"I once wrote that 'Vac'm in the Vulva' Barbara Boxer was the reincarnation of Adolf Mengele in drag, the Nazi Angel of Death. I meant it. ... The spirit of Mengele knows well to start at the weakest point and work from there – with Clinton, Singer, Boxer or any other willing host."
"The difference between Clinton's fascists and Hitler's fascists is Clinton's have no paradigm. The trickiest to identify are the fascists in Arkansas, but only because the people there found the Nazi salute too intricate a maneuver for them to master."
Conwebwatch gives thirty-four such examples of the use of nazi imagery by right-wing pundits in the last five years.
No sane person would defend such slurs from either political party, but in the absence of these extremes, could rising liberal anger actually be a good thing? Paul Starobin in the Atlantic Monthly thinks so:

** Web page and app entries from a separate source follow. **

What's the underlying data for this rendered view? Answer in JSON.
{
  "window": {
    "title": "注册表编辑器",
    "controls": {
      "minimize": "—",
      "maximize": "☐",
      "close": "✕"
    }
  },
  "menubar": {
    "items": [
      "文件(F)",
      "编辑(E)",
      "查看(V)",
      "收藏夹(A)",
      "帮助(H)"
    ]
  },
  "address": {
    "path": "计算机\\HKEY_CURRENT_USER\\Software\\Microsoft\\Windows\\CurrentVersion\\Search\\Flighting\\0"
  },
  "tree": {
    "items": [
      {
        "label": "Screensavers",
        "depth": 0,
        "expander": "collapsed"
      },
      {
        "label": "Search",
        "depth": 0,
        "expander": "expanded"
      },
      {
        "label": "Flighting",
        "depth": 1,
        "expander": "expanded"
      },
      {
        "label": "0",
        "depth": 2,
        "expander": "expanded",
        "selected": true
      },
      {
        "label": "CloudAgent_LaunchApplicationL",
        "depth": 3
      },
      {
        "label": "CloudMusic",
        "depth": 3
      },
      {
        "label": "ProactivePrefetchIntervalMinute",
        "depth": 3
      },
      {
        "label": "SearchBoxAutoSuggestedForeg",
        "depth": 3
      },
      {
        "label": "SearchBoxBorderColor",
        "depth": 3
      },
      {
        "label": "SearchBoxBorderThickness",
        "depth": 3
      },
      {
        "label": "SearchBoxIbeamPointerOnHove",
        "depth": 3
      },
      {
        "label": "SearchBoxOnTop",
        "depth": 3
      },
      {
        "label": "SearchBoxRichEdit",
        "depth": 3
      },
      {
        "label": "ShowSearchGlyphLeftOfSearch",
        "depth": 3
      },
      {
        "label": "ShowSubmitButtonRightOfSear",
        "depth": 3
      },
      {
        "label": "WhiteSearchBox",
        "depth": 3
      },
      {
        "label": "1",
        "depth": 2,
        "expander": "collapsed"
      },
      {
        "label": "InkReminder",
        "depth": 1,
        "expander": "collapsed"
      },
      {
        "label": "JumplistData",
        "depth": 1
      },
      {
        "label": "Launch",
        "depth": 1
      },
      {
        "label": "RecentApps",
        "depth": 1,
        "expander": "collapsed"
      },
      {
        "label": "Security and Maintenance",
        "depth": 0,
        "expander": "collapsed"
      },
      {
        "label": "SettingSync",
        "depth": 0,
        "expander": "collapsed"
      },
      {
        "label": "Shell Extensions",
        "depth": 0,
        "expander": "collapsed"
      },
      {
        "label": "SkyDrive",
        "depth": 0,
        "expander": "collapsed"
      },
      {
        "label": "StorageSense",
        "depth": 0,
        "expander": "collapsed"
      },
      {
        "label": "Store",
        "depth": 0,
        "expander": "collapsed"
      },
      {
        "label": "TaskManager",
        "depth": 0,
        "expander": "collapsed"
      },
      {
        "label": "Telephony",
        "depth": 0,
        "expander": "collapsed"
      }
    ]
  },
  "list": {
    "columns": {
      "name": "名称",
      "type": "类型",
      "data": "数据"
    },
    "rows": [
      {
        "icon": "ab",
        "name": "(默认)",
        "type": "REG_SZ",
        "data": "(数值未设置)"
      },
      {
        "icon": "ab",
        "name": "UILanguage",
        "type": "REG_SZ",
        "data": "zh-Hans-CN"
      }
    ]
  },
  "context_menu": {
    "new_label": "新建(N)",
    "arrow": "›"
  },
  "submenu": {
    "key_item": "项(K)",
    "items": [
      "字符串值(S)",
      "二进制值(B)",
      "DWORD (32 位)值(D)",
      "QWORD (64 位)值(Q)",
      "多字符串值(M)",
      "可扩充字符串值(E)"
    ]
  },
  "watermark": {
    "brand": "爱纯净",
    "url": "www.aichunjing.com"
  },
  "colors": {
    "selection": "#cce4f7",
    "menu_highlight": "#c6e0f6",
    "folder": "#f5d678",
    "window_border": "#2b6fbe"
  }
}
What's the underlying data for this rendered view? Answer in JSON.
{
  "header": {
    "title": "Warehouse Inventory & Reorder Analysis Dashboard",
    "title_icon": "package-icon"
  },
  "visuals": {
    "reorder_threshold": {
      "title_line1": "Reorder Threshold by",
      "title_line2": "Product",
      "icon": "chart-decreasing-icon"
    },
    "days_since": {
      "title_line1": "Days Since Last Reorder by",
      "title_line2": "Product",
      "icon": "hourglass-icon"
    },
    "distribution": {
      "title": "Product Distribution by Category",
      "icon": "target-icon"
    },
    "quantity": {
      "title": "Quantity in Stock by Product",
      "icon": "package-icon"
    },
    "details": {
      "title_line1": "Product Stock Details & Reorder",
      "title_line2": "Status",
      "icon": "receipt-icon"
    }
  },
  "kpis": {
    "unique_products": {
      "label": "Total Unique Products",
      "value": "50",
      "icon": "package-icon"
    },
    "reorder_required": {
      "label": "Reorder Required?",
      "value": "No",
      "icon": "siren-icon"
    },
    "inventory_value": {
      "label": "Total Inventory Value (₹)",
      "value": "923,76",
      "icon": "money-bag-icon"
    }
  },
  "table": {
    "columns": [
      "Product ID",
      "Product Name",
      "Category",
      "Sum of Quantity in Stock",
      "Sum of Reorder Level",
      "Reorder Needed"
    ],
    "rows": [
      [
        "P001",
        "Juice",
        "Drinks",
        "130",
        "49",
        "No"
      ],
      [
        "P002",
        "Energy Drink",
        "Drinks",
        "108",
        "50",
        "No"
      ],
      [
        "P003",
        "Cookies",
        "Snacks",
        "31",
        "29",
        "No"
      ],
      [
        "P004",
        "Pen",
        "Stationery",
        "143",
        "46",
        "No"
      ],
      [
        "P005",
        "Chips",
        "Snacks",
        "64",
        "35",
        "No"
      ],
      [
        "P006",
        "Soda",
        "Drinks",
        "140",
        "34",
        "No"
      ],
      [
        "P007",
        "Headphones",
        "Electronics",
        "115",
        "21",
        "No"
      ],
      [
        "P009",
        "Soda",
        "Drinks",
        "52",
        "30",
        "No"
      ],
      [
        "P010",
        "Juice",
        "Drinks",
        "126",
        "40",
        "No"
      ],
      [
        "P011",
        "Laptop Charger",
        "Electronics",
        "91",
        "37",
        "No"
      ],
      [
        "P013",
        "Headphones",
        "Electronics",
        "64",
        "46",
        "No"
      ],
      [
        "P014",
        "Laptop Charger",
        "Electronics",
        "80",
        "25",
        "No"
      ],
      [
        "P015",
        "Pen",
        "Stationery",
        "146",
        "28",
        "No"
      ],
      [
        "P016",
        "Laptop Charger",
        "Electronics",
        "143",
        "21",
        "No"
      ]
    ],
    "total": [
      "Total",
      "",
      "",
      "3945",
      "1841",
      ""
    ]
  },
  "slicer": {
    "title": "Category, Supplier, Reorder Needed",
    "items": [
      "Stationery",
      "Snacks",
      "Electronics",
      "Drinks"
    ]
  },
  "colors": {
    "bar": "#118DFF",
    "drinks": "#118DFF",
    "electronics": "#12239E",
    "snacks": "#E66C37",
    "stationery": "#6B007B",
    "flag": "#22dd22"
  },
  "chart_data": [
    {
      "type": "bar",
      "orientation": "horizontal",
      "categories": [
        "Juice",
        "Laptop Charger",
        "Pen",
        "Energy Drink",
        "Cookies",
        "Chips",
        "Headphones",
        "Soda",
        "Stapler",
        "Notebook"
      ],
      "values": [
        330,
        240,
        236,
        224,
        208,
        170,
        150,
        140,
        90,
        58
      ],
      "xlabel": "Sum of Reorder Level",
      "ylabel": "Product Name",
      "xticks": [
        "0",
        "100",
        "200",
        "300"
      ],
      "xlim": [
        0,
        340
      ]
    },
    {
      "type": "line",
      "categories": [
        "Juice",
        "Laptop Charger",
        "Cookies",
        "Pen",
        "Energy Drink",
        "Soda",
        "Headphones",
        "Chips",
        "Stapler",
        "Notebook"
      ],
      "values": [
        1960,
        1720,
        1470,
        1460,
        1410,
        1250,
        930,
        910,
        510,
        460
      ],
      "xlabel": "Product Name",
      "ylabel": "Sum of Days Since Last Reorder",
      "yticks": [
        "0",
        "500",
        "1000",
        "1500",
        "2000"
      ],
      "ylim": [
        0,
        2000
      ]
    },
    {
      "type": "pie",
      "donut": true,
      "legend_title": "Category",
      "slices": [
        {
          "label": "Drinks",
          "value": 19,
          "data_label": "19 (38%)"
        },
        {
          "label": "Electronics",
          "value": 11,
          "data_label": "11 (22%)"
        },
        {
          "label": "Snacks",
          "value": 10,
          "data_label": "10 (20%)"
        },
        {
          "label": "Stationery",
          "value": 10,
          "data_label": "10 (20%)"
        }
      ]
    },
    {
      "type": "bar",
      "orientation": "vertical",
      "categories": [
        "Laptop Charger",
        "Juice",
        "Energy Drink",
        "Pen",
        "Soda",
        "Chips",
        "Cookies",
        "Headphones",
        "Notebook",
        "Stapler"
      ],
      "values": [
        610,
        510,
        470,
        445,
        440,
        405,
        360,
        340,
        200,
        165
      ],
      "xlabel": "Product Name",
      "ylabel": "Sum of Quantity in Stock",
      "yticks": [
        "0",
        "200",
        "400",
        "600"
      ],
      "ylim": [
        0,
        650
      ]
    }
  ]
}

The clash between angry secular liberals and angry religiously motivated conservatives sometimes seems to generate little more than media din. But the rising partisanship of the American voter is probably a positive development. A country as big and diverse as the United States cannot avoid contentious fights over public-policy issues. A broad sorting of voters into a Red team and a Blue team—a trend harking back to the intense partisanship of the nineteenth century—is better than a European-style fragmentation of the electorate into numerous small parties, able to govern only after patching together fragile coalitions. The same Pew Research Center survey that found—tut-tut—a surge in the intensity of partisan feelings also turned up a decline in cynicism about government.
I'd feel more comfortable with Starobin's arguments if his excitement didn't give me mental images of beer-drinking fans rooting for the two sides in the Superbowl. Does he want two big teams because their clash would be more gigantic, and therefore more fun to watch? Or because he seems to see the art of compromising as nothing but the 'patching together of fragile coalitions'? Would this country indeed be better off with more open anger on both sides?
And might the liberals themselves be better off now that they are finally angry? How will they negotiate this volatile emotion? Its dangerous zones are at both ends of the scale: in sullen, inward-turned bitterness and apathy on one hand and in self-destructive foaming-at-the-mouth rage on the other. Neither of these are attractive campaign promises for the Democratic candidates. But there is a third way: anger used as fuel for long-term organizing, campaigning and negotiating. This is anger as a small warming flame firmly under control of reason; anger with a smiling face if you like.
I believe, on balance, that the new liberal anger can be a great opportunity when carefully handled. It isn't even that new, historically speaking. What could be more liberal than the righteous anger one feels when injustices are committed? That, my friends, lies at the very heart of liberalism.
See Carol Tavris' Anger. The Misunderstood Emotion for more ideas about how to use anger productively.